Cutting out meat and dairy can markedly reduce your intake of fat, especially saturates. Even extra lean minced beef has over four times the fat of pulses.
A number of studies have found that people who eat vegetarian diets have lower rates of chronic disease and often live longer than those on predominantly meat-based diets.
Vegan diets are usually higher in fibre, magnesium, folate, vitamins C and E, iron and phytochemicals, while tending to be lower in calories, saturated fat and cholesterol.
People following a vegetable diet have lower rates of a number of health problems, including excess weight and obesity, cardiovascular disease, hypertension, type 2 diabetes, some cancers, gallstones, kidney stones, constipation and diverticular disease.
A healthy diet should include 7-10 portions of fruit and vegetables a day.
If your four-person family skips meat and cheese one day a week for a year it’s the equivalent of taking a typical car off the road for five weeks.
It takes up to 13 kilos of grain and 16,000 litres of water to produce 1 kilo of meat.
We tweet our menu daily!
Tweets by @MillerGreenVeg
The Quorn revolution: the rise of ultra-processed fake meat theguardian.com/lifeandstyle/2…
Should we all go vegan? New Scientist seems to think so buff.ly/2E7JWIA
These crunchy, fruity, nutty little flapjack cubes are about to get dipped in dark Belgian… instagram.com/p/BeryTYAFDMb/
Veganuary 2018 round-up. Will they or won't they? https://t.co/VDA86fv0Tv

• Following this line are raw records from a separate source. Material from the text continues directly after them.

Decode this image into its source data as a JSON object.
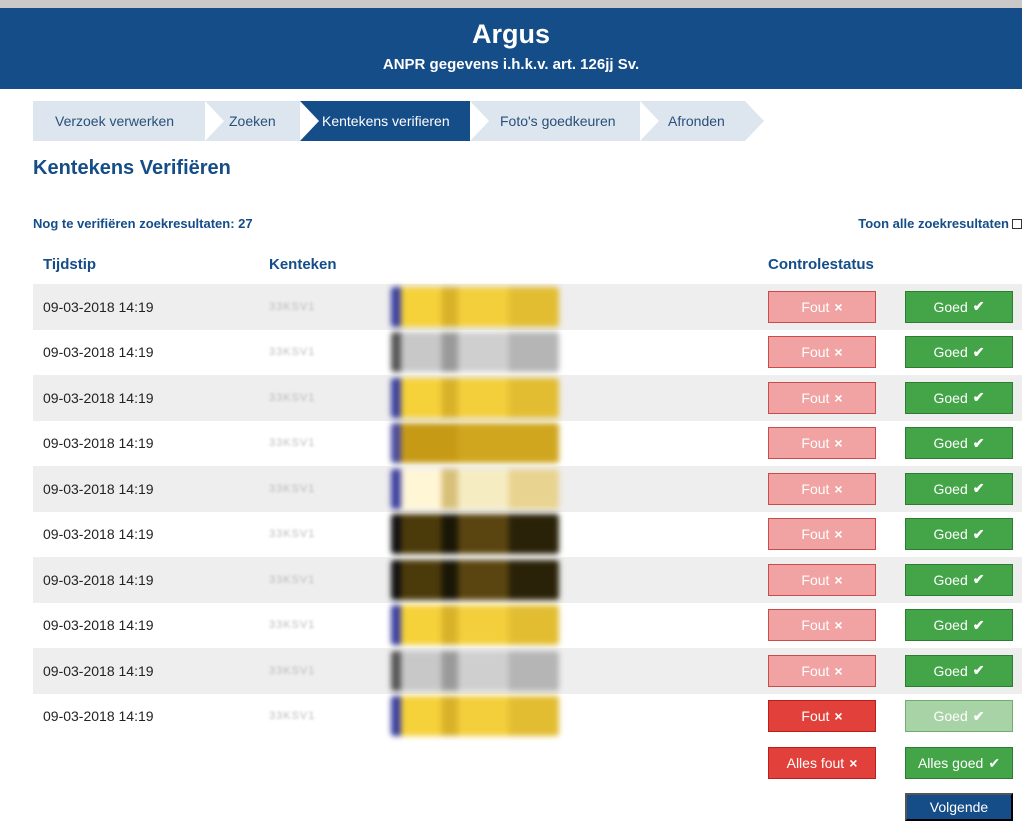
{
  "app": {
    "title": "Argus",
    "subtitle": "ANPR gegevens i.h.k.v. art. 126jj Sv."
  },
  "steps": [
    {
      "label": "Verzoek verwerken",
      "active": false
    },
    {
      "label": "Zoeken",
      "active": false
    },
    {
      "label": "Kentekens verifieren",
      "active": true
    },
    {
      "label": "Foto's goedkeuren",
      "active": false
    },
    {
      "label": "Afronden",
      "active": false
    }
  ],
  "page": {
    "title": "Kentekens Verifiëren",
    "remaining": "Nog te verifiëren zoekresultaten: 27",
    "show_all_label": "Toon alle zoekresultaten"
  },
  "columns": {
    "time": "Tijdstip",
    "plate": "Kenteken",
    "status": "Controlestatus"
  },
  "rows": [
    {
      "time": "09-03-2018 14:19",
      "plate": "33KSV1",
      "state": "none",
      "plate_color": "yellow"
    },
    {
      "time": "09-03-2018 14:19",
      "plate": "33KSV1",
      "state": "none",
      "plate_color": "gray"
    },
    {
      "time": "09-03-2018 14:19",
      "plate": "33KSV1",
      "state": "none",
      "plate_color": "yellow"
    },
    {
      "time": "09-03-2018 14:19",
      "plate": "33KSV1",
      "state": "none",
      "plate_color": "dark-yellow"
    },
    {
      "time": "09-03-2018 14:19",
      "plate": "33KSV1",
      "state": "none",
      "plate_color": "pale-yellow"
    },
    {
      "time": "09-03-2018 14:19",
      "plate": "33KSV1",
      "state": "none",
      "plate_color": "black"
    },
    {
      "time": "09-03-2018 14:19",
      "plate": "33KSV1",
      "state": "none",
      "plate_color": "black"
    },
    {
      "time": "09-03-2018 14:19",
      "plate": "33KSV1",
      "state": "none",
      "plate_color": "yellow"
    },
    {
      "time": "09-03-2018 14:19",
      "plate": "33KSV1",
      "state": "none",
      "plate_color": "gray"
    },
    {
      "time": "09-03-2018 14:19",
      "plate": "33KSV1",
      "state": "fout",
      "plate_color": "yellow"
    }
  ],
  "buttons": {
    "fout": "Fout",
    "goed": "Goed",
    "all_fout": "Alles fout",
    "all_goed": "Alles goed",
    "next": "Volgende"
  },
  "icons": {
    "cross": "×",
    "check": "✔"
  },
  "colors": {
    "brand": "#154d88",
    "fout": "#f1a2a2",
    "fout_selected": "#e2413b",
    "goed": "#43a548"
  }
}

Cauliflower, chickpea and olive tagine - a lovely fresh take on the traditional tagine - celery,… instagram.com/p/Bek4ut5F87Z/
and see what’s on the menu every day!